[Items from an interface collection]

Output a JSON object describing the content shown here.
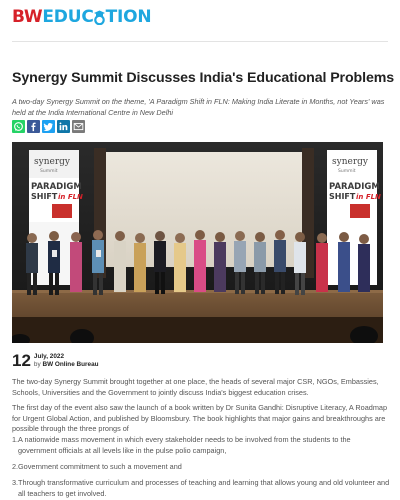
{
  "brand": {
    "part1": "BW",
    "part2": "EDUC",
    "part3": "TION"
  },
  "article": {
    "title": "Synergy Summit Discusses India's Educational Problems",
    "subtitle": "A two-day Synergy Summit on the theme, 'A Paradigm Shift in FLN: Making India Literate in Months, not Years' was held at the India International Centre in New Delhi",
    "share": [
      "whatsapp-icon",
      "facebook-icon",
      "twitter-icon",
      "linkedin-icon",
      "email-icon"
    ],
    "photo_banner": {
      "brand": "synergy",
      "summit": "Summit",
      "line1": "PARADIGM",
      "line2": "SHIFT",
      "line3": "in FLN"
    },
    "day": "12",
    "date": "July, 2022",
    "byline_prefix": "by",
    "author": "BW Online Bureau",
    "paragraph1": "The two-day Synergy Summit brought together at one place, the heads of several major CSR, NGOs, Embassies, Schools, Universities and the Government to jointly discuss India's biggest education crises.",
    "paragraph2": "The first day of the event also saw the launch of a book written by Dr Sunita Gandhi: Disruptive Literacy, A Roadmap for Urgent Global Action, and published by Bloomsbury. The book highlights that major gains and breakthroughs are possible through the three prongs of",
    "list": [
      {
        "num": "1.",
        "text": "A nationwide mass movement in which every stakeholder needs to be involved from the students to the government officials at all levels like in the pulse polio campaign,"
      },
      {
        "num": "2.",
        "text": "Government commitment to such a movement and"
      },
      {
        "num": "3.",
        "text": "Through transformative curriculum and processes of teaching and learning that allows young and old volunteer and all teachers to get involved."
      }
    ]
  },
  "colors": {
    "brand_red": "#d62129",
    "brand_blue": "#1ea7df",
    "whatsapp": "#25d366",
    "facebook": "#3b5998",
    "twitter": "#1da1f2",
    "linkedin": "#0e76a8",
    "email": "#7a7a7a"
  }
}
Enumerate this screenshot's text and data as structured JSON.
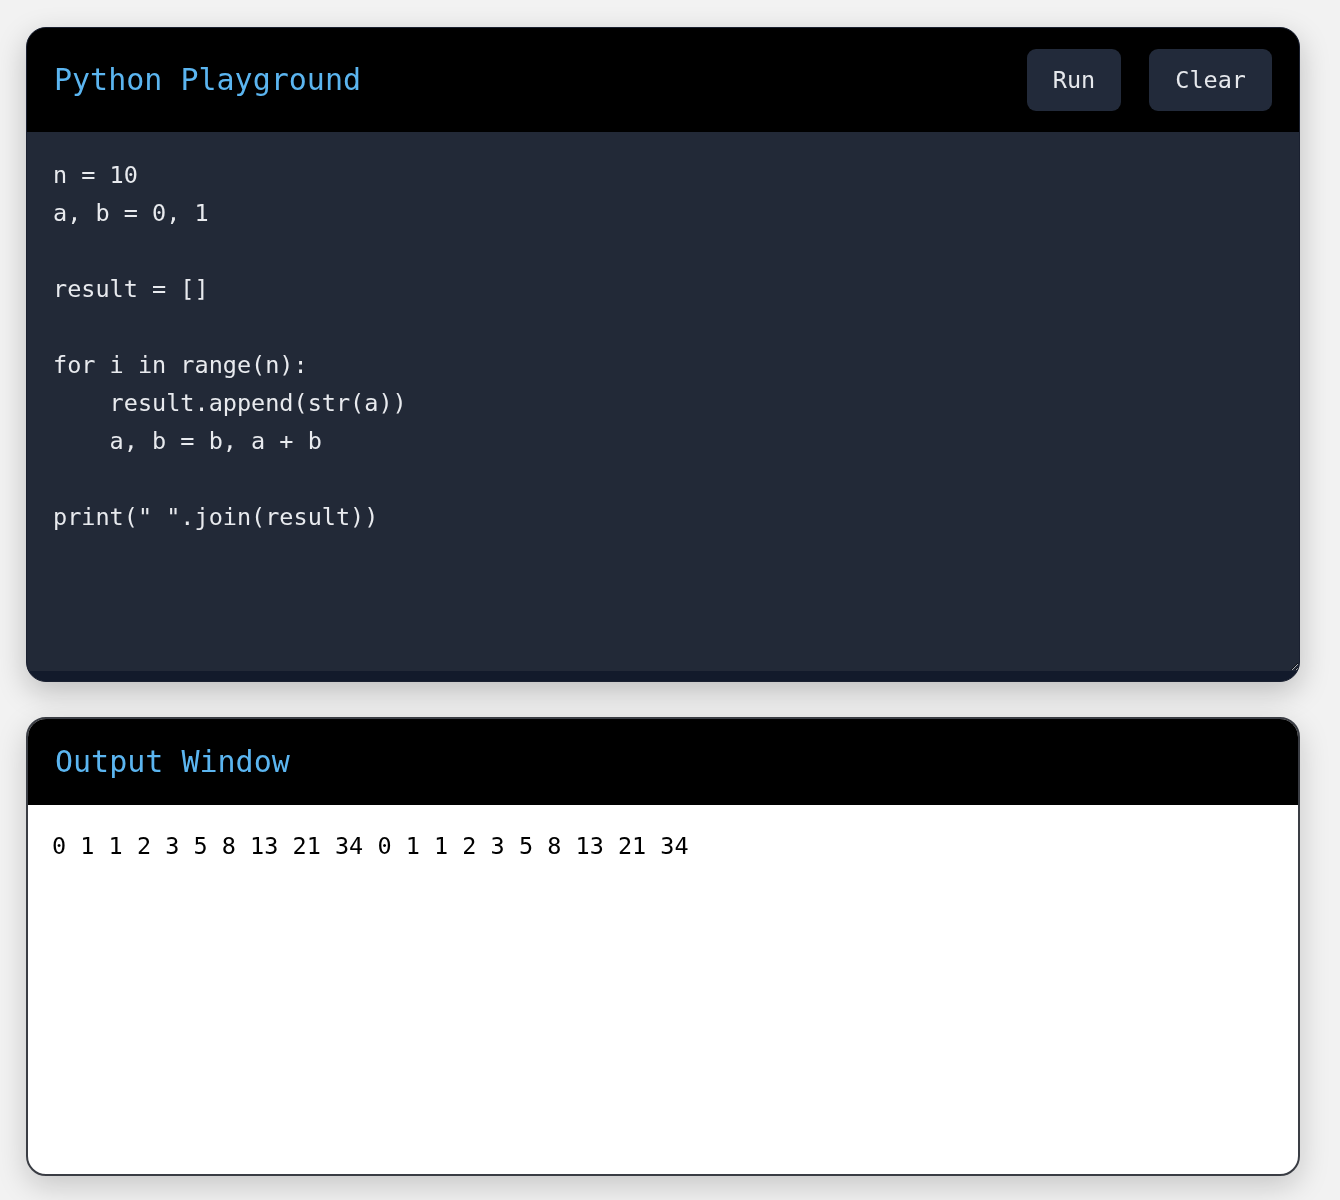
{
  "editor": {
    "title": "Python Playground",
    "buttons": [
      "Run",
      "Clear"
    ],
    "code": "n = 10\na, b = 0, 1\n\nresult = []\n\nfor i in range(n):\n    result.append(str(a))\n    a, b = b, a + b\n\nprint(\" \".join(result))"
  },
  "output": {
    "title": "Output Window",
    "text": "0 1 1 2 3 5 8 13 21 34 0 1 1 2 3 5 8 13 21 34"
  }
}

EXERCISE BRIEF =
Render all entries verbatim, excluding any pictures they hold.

EXERCISE OUTPUT =
Output a JSON object describing the content shown here.
{
  "brand": {
    "part1": "BW",
    "part2": "EDUC",
    "part3": "TION"
  },
  "article": {
    "title": "Synergy Summit Discusses India's Educational Problems",
    "subtitle": "A two-day Synergy Summit on the theme, 'A Paradigm Shift in FLN: Making India Literate in Months, not Years' was held at the India International Centre in New Delhi",
    "share": [
      "whatsapp-icon",
      "facebook-icon",
      "twitter-icon",
      "linkedin-icon",
      "email-icon"
    ],
    "photo_banner": {
      "brand": "synergy",
      "summit": "Summit",
      "line1": "PARADIGM",
      "line2": "SHIFT",
      "line3": "in FLN"
    },
    "day": "12",
    "date": "July, 2022",
    "byline_prefix": "by",
    "author": "BW Online Bureau",
    "paragraph1": "The two-day Synergy Summit brought together at one place, the heads of several major CSR, NGOs, Embassies, Schools, Universities and the Government to jointly discuss India's biggest education crises.",
    "paragraph2": "The first day of the event also saw the launch of a book written by Dr Sunita Gandhi: Disruptive Literacy, A Roadmap for Urgent Global Action, and published by Bloomsbury. The book highlights that major gains and breakthroughs are possible through the three prongs of",
    "list": [
      {
        "num": "1.",
        "text": "A nationwide mass movement in which every stakeholder needs to be involved from the students to the government officials at all levels like in the pulse polio campaign,"
      },
      {
        "num": "2.",
        "text": "Government commitment to such a movement and"
      },
      {
        "num": "3.",
        "text": "Through transformative curriculum and processes of teaching and learning that allows young and old volunteer and all teachers to get involved."
      }
    ]
  },
  "colors": {
    "brand_red": "#d62129",
    "brand_blue": "#1ea7df",
    "whatsapp": "#25d366",
    "facebook": "#3b5998",
    "twitter": "#1da1f2",
    "linkedin": "#0e76a8",
    "email": "#7a7a7a"
  }
}
Enumerate this screenshot's text and data as structured JSON.
{
  "editor": {
    "title": "Python Playground",
    "buttons": [
      "Run",
      "Clear"
    ],
    "code": "n = 10\na, b = 0, 1\n\nresult = []\n\nfor i in range(n):\n    result.append(str(a))\n    a, b = b, a + b\n\nprint(\" \".join(result))"
  },
  "output": {
    "title": "Output Window",
    "text": "0 1 1 2 3 5 8 13 21 34 0 1 1 2 3 5 8 13 21 34"
  }
}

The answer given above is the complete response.